• Your favorite

    Apple

    ,

    iPhone

    ,

    iPad

    ,

    iOS

    ,
    Jailbreak
    , and
    Cydia
    site.
  • Apple Reportedly Wanted to Block "100% of non-iTunes Clients"


    According to a former Apple engineer, Rod Schultz, who appeared in court on Friday as the final witness in an antitrust case involving the iPod and iTunes ecosystem, Apple was running an internal project which was meant to box out competing digital stores and media players. Schultz worked on FairPlay digital rights management from 2006 to 2007 including a project which was “intended to block 100% of non-iTunes clients” and “keep out third-party players” in competition with Apple’s iPod lineup. The program was reportedly codenamed “Candy,” but its standing in relation to Apple’s anti-competitive theme continues to remain unclear. Schultz ended up leaving Apple in 2008.

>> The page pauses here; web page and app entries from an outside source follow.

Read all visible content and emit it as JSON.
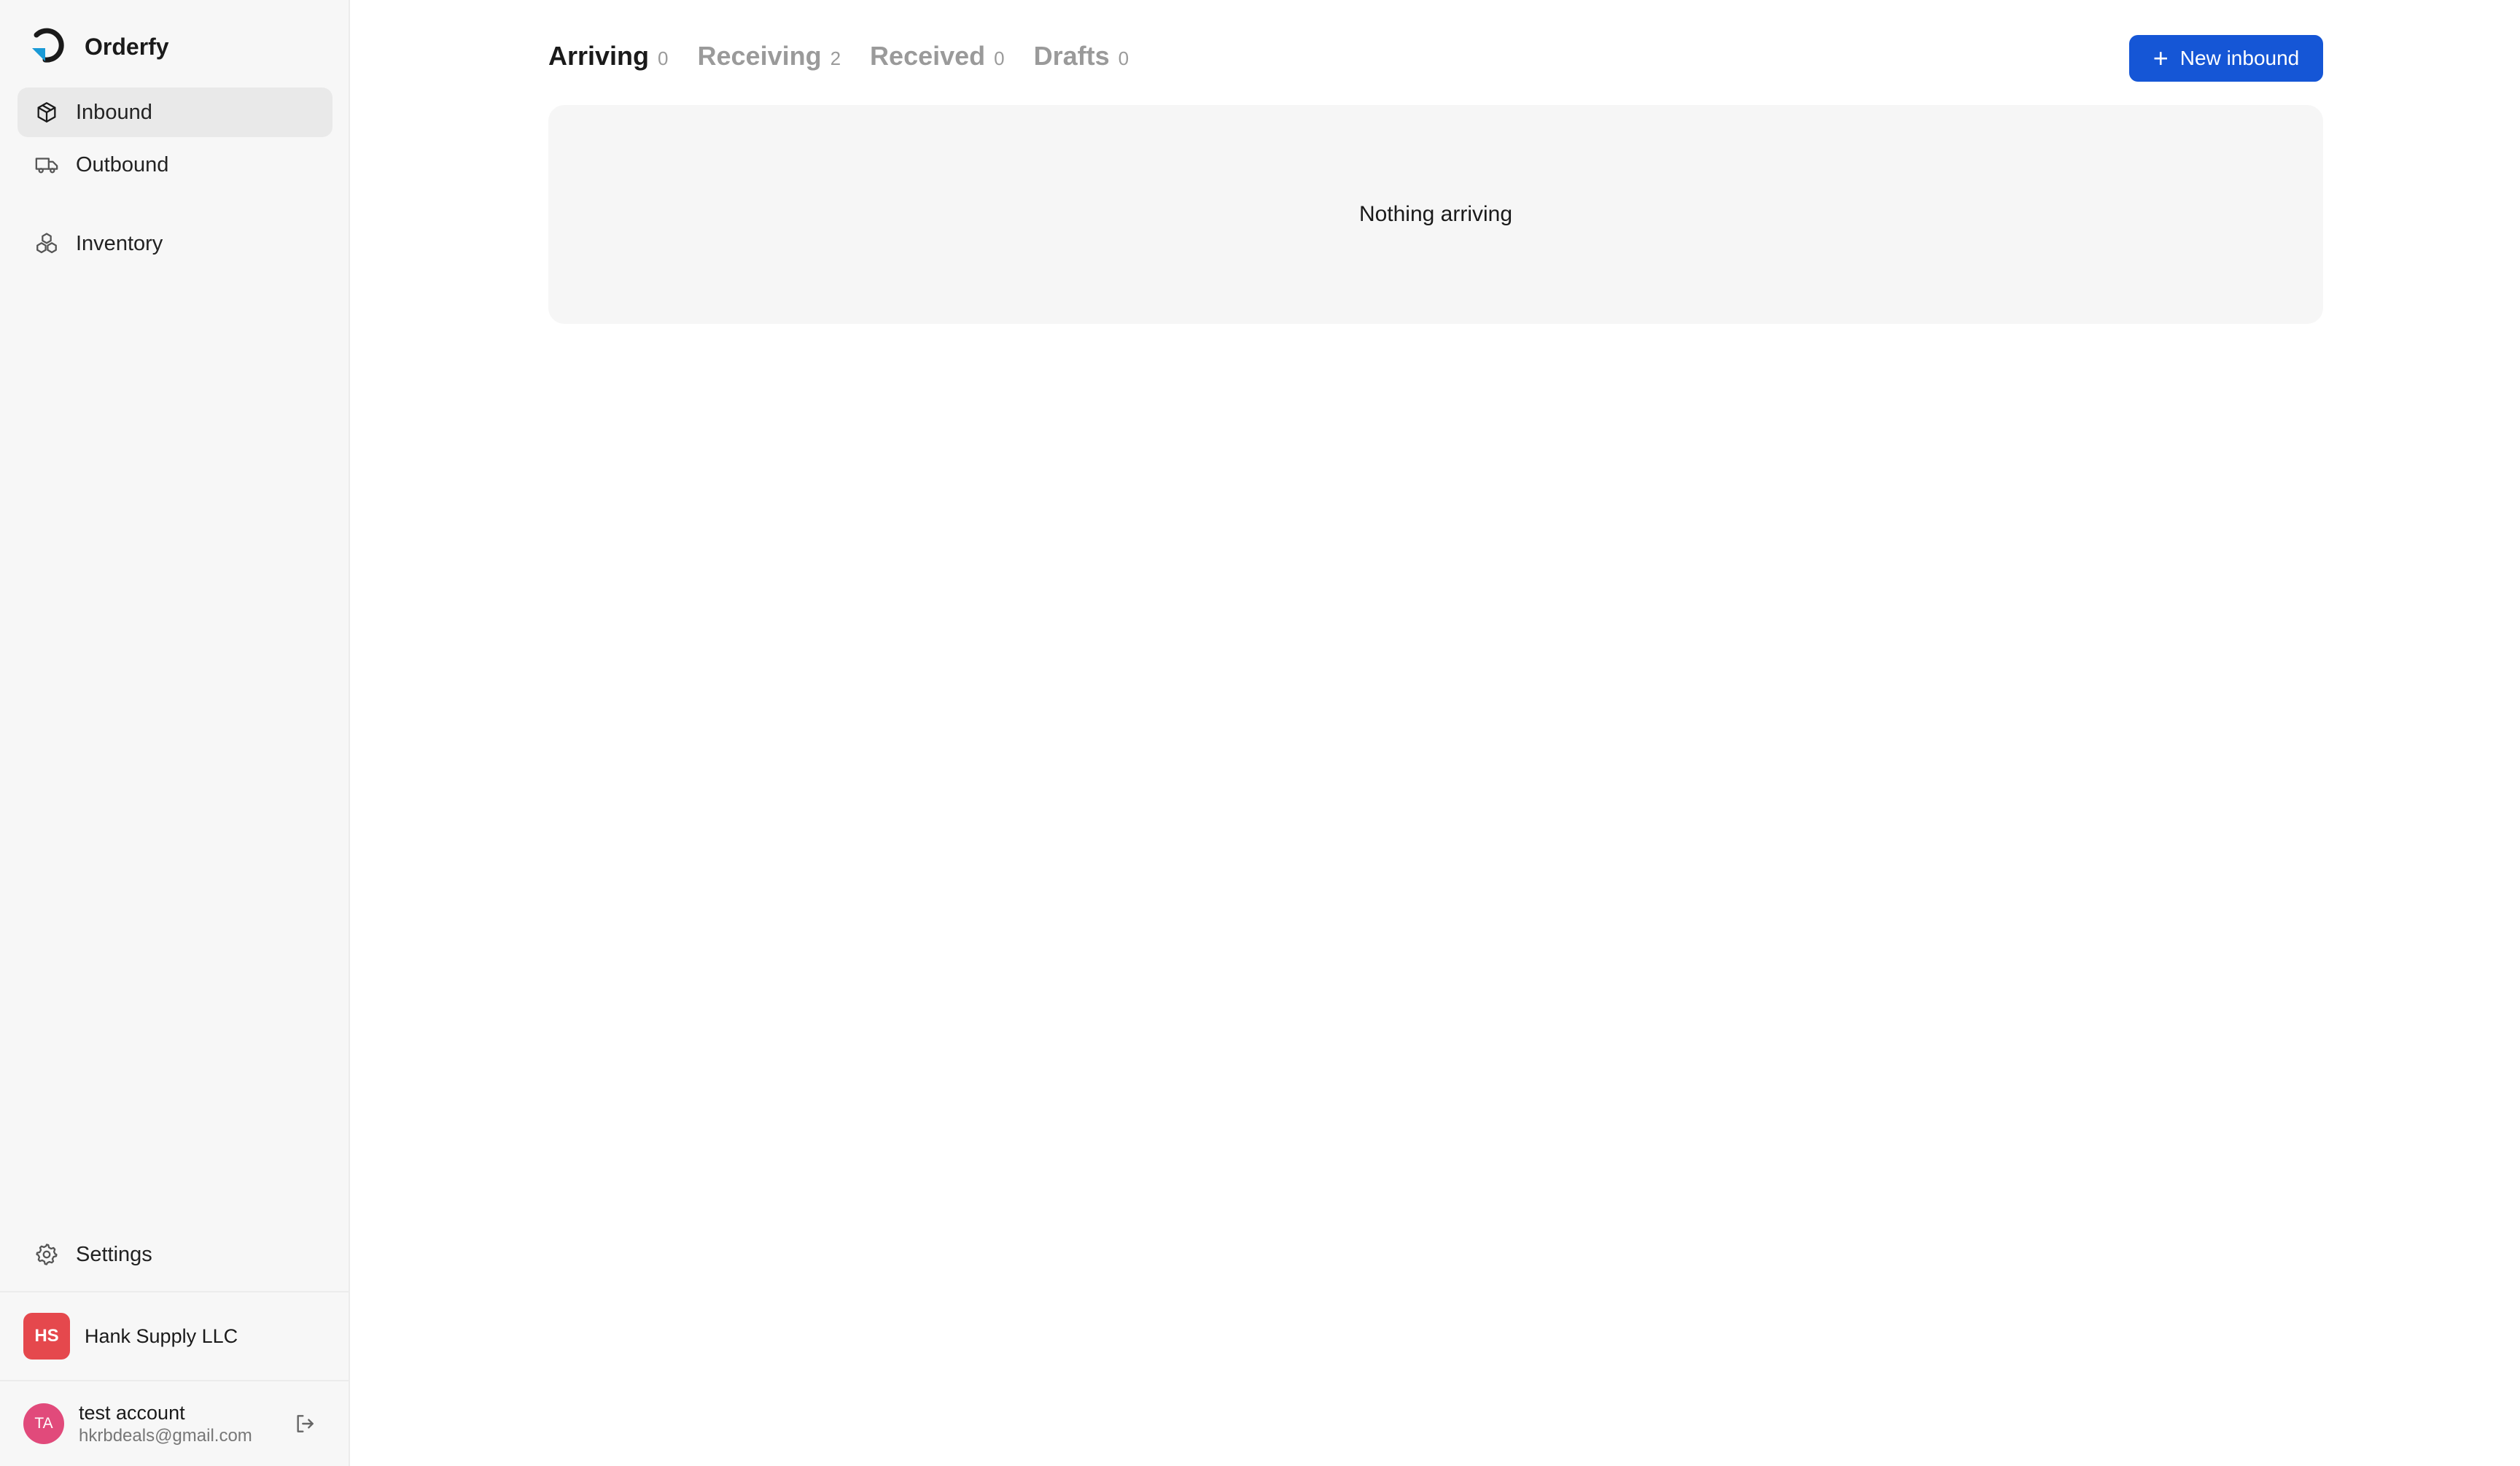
{
  "app": {
    "name": "Orderfy"
  },
  "sidebar": {
    "items": [
      {
        "label": "Inbound",
        "icon": "package-icon",
        "active": true
      },
      {
        "label": "Outbound",
        "icon": "truck-icon",
        "active": false
      },
      {
        "label": "Inventory",
        "icon": "boxes-icon",
        "active": false
      }
    ],
    "settings": {
      "label": "Settings",
      "icon": "gear-icon"
    },
    "organization": {
      "initials": "HS",
      "name": "Hank Supply LLC",
      "color": "#e5484d"
    },
    "user": {
      "initials": "TA",
      "name": "test account",
      "email": "hkrbdeals@gmail.com",
      "color": "#e14a7b"
    }
  },
  "main": {
    "tabs": [
      {
        "label": "Arriving",
        "count": "0",
        "active": true
      },
      {
        "label": "Receiving",
        "count": "2",
        "active": false
      },
      {
        "label": "Received",
        "count": "0",
        "active": false
      },
      {
        "label": "Drafts",
        "count": "0",
        "active": false
      }
    ],
    "new_button": {
      "label": "New inbound",
      "icon": "plus-icon",
      "color": "#1556d6"
    },
    "empty_state": "Nothing arriving"
  }
}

    As of right now, it is being assumed that Schultz’s remarks were referring to iTunes updates that disabled RealNetworks’ Harmony workaround for Apple’s FairPlay DRM which restricted playback of music purchased from the iTunes Music Store to iPods. RealNetworks introduced Harmony as a way for iPod owners to listen to songs purchased through the RealPlayer store. The plaintiffs’ lawyers also tried to enter into evidence a paper written by Schultz in 2012 which was titled “The Many Facades of DRM.” In the paper, he gives details not only on basic DRM implementation but its specific use by Apple as a way to lock customers with iTunes, iPod and FairPlay. The following was mentioned in the paper regarding the matter:

    Apple's DRM created this lock, and it became so successful that the music industry went with the lesser of two evils (songs locked to Apple's iPod monopoly vs. the distribution of DRMfree music) and chose to distribute DRMfree music.
    Judge Yvonne Gonzalez Rogers denied Plaintiffs’ motion to admit. For its part, Apple said that the iTunes updates were a necessity for security reasons coupled with operational and visual improvements over prior iterations. The company went on to claim that they were not limited to breaking compatibility with third-party services. Schultz’s project were reportedly designed to protect the ecosystem from poor user experience which was something that Schultz agreed to during his testimony.

    With the testimony of the last witness complete, Judge Gonzalez Rogers plans to hand the case over for jury deliberations next week. We’ll have to see what happens then.

    Source: The Wall Street Journal
    This article was originally published in forum thread: Apple Reportedly Wanted to Block "100% of non-iTunes Clients" started by Akshay Masand View original post